**What needs to be done**
All entries are to be returned verbatim.

=== Section Start ===

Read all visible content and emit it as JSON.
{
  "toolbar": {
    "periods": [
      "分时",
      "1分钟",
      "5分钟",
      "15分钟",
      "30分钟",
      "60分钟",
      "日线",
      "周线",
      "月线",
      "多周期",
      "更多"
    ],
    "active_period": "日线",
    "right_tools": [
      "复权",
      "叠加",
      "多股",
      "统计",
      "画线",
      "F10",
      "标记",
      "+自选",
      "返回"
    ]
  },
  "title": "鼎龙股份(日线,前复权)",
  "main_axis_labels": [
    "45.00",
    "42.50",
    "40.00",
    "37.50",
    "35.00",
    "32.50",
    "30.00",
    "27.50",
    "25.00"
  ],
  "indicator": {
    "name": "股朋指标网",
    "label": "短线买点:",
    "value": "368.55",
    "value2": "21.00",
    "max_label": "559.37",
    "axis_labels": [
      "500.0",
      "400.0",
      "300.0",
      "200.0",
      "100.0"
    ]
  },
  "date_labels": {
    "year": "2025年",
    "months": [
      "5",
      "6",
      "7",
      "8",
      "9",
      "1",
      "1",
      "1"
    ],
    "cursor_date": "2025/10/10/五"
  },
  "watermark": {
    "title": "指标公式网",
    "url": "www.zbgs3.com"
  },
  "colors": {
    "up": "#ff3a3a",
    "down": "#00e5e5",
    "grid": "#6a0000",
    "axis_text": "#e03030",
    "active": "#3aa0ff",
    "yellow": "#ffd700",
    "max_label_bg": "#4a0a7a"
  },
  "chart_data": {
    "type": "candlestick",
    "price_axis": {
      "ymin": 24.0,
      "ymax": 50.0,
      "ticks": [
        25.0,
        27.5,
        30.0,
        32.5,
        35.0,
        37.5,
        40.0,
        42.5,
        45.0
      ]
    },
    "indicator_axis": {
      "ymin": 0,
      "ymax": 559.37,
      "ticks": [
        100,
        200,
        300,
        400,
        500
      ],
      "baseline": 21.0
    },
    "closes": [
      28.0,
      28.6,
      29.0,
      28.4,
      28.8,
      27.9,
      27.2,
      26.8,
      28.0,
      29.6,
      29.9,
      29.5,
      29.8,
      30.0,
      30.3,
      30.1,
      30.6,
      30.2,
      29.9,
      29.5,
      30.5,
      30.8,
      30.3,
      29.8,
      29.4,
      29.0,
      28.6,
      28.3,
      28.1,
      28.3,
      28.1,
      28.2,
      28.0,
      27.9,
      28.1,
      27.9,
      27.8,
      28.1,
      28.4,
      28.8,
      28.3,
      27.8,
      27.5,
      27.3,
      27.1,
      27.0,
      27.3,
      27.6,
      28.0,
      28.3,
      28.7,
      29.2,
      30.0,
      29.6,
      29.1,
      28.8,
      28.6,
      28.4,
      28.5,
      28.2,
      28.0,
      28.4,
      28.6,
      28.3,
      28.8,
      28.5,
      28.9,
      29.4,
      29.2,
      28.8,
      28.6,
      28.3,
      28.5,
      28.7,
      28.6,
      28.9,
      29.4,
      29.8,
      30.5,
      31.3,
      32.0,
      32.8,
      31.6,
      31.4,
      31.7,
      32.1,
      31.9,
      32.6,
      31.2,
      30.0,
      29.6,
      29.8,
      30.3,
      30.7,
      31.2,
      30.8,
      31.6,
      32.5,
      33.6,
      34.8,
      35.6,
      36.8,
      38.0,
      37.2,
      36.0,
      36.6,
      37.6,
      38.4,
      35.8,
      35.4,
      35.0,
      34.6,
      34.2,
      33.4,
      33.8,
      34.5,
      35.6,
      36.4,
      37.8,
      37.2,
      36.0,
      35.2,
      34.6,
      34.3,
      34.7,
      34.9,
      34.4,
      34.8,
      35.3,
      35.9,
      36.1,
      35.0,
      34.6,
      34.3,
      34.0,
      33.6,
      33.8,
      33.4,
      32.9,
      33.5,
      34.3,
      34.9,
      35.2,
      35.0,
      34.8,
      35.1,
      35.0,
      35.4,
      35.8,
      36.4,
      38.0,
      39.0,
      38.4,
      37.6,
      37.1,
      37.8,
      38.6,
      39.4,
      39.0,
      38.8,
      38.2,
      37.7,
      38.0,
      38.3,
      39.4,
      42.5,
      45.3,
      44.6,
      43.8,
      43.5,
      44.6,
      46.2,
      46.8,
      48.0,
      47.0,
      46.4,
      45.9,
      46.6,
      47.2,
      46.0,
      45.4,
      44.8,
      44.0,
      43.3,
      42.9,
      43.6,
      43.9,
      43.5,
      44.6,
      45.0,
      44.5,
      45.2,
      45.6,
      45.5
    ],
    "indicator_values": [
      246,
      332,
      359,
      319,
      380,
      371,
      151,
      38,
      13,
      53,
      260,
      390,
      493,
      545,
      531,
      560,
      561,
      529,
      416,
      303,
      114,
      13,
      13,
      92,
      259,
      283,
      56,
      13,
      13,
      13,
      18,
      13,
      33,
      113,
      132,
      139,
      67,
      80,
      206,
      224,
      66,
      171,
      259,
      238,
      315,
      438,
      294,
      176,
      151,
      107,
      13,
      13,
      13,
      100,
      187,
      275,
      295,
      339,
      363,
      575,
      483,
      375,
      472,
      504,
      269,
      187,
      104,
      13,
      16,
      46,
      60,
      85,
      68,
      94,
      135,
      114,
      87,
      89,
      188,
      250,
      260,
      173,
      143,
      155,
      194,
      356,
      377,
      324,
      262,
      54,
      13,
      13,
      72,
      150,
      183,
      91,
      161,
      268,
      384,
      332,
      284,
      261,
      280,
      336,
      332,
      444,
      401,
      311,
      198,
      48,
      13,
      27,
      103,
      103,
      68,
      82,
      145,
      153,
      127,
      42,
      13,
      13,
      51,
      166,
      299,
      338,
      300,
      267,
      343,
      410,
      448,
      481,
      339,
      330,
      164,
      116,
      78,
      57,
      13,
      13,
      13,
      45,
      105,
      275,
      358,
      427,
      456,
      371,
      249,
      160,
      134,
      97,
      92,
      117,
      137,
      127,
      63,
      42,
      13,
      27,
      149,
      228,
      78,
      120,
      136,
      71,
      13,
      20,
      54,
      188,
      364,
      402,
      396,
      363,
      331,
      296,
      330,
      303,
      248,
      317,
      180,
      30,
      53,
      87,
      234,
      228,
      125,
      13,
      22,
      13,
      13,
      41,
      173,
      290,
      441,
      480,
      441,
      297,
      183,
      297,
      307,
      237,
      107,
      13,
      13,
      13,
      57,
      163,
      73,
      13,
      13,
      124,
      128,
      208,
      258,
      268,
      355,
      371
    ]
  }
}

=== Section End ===

**Answer space**
Read all visible content and emit it as JSON.
{
  "toolbar": {
    "periods": [
      "分时",
      "1分钟",
      "5分钟",
      "15分钟",
      "30分钟",
      "60分钟",
      "日线",
      "周线",
      "月线",
      "多周期",
      "更多"
    ],
    "active_period": "日线",
    "right_tools": [
      "复权",
      "叠加",
      "多股",
      "统计",
      "画线",
      "F10",
      "标记",
      "+自选",
      "返回"
    ]
  },
  "title": "鼎龙股份(日线,前复权)",
  "main_axis_labels": [
    "45.00",
    "42.50",
    "40.00",
    "37.50",
    "35.00",
    "32.50",
    "30.00",
    "27.50",
    "25.00"
  ],
  "indicator": {
    "name": "股朋指标网",
    "label": "短线买点:",
    "value": "368.55",
    "value2": "21.00",
    "max_label": "559.37",
    "axis_labels": [
      "500.0",
      "400.0",
      "300.0",
      "200.0",
      "100.0"
    ]
  },
  "date_labels": {
    "year": "2025年",
    "months": [
      "5",
      "6",
      "7",
      "8",
      "9",
      "1",
      "1",
      "1"
    ],
    "cursor_date": "2025/10/10/五"
  },
  "watermark": {
    "title": "指标公式网",
    "url": "www.zbgs3.com"
  },
  "colors": {
    "up": "#ff3a3a",
    "down": "#00e5e5",
    "grid": "#6a0000",
    "axis_text": "#e03030",
    "active": "#3aa0ff",
    "yellow": "#ffd700",
    "max_label_bg": "#4a0a7a"
  },
  "chart_data": {
    "type": "candlestick",
    "price_axis": {
      "ymin": 24.0,
      "ymax": 50.0,
      "ticks": [
        25.0,
        27.5,
        30.0,
        32.5,
        35.0,
        37.5,
        40.0,
        42.5,
        45.0
      ]
    },
    "indicator_axis": {
      "ymin": 0,
      "ymax": 559.37,
      "ticks": [
        100,
        200,
        300,
        400,
        500
      ],
      "baseline": 21.0
    },
    "closes": [
      28.0,
      28.6,
      29.0,
      28.4,
      28.8,
      27.9,
      27.2,
      26.8,
      28.0,
      29.6,
      29.9,
      29.5,
      29.8,
      30.0,
      30.3,
      30.1,
      30.6,
      30.2,
      29.9,
      29.5,
      30.5,
      30.8,
      30.3,
      29.8,
      29.4,
      29.0,
      28.6,
      28.3,
      28.1,
      28.3,
      28.1,
      28.2,
      28.0,
      27.9,
      28.1,
      27.9,
      27.8,
      28.1,
      28.4,
      28.8,
      28.3,
      27.8,
      27.5,
      27.3,
      27.1,
      27.0,
      27.3,
      27.6,
      28.0,
      28.3,
      28.7,
      29.2,
      30.0,
      29.6,
      29.1,
      28.8,
      28.6,
      28.4,
      28.5,
      28.2,
      28.0,
      28.4,
      28.6,
      28.3,
      28.8,
      28.5,
      28.9,
      29.4,
      29.2,
      28.8,
      28.6,
      28.3,
      28.5,
      28.7,
      28.6,
      28.9,
      29.4,
      29.8,
      30.5,
      31.3,
      32.0,
      32.8,
      31.6,
      31.4,
      31.7,
      32.1,
      31.9,
      32.6,
      31.2,
      30.0,
      29.6,
      29.8,
      30.3,
      30.7,
      31.2,
      30.8,
      31.6,
      32.5,
      33.6,
      34.8,
      35.6,
      36.8,
      38.0,
      37.2,
      36.0,
      36.6,
      37.6,
      38.4,
      35.8,
      35.4,
      35.0,
      34.6,
      34.2,
      33.4,
      33.8,
      34.5,
      35.6,
      36.4,
      37.8,
      37.2,
      36.0,
      35.2,
      34.6,
      34.3,
      34.7,
      34.9,
      34.4,
      34.8,
      35.3,
      35.9,
      36.1,
      35.0,
      34.6,
      34.3,
      34.0,
      33.6,
      33.8,
      33.4,
      32.9,
      33.5,
      34.3,
      34.9,
      35.2,
      35.0,
      34.8,
      35.1,
      35.0,
      35.4,
      35.8,
      36.4,
      38.0,
      39.0,
      38.4,
      37.6,
      37.1,
      37.8,
      38.6,
      39.4,
      39.0,
      38.8,
      38.2,
      37.7,
      38.0,
      38.3,
      39.4,
      42.5,
      45.3,
      44.6,
      43.8,
      43.5,
      44.6,
      46.2,
      46.8,
      48.0,
      47.0,
      46.4,
      45.9,
      46.6,
      47.2,
      46.0,
      45.4,
      44.8,
      44.0,
      43.3,
      42.9,
      43.6,
      43.9,
      43.5,
      44.6,
      45.0,
      44.5,
      45.2,
      45.6,
      45.5
    ],
    "indicator_values": [
      246,
      332,
      359,
      319,
      380,
      371,
      151,
      38,
      13,
      53,
      260,
      390,
      493,
      545,
      531,
      560,
      561,
      529,
      416,
      303,
      114,
      13,
      13,
      92,
      259,
      283,
      56,
      13,
      13,
      13,
      18,
      13,
      33,
      113,
      132,
      139,
      67,
      80,
      206,
      224,
      66,
      171,
      259,
      238,
      315,
      438,
      294,
      176,
      151,
      107,
      13,
      13,
      13,
      100,
      187,
      275,
      295,
      339,
      363,
      575,
      483,
      375,
      472,
      504,
      269,
      187,
      104,
      13,
      16,
      46,
      60,
      85,
      68,
      94,
      135,
      114,
      87,
      89,
      188,
      250,
      260,
      173,
      143,
      155,
      194,
      356,
      377,
      324,
      262,
      54,
      13,
      13,
      72,
      150,
      183,
      91,
      161,
      268,
      384,
      332,
      284,
      261,
      280,
      336,
      332,
      444,
      401,
      311,
      198,
      48,
      13,
      27,
      103,
      103,
      68,
      82,
      145,
      153,
      127,
      42,
      13,
      13,
      51,
      166,
      299,
      338,
      300,
      267,
      343,
      410,
      448,
      481,
      339,
      330,
      164,
      116,
      78,
      57,
      13,
      13,
      13,
      45,
      105,
      275,
      358,
      427,
      456,
      371,
      249,
      160,
      134,
      97,
      92,
      117,
      137,
      127,
      63,
      42,
      13,
      27,
      149,
      228,
      78,
      120,
      136,
      71,
      13,
      20,
      54,
      188,
      364,
      402,
      396,
      363,
      331,
      296,
      330,
      303,
      248,
      317,
      180,
      30,
      53,
      87,
      234,
      228,
      125,
      13,
      22,
      13,
      13,
      41,
      173,
      290,
      441,
      480,
      441,
      297,
      183,
      297,
      307,
      237,
      107,
      13,
      13,
      13,
      57,
      163,
      73,
      13,
      13,
      124,
      128,
      208,
      258,
      268,
      355,
      371
    ]
  }
}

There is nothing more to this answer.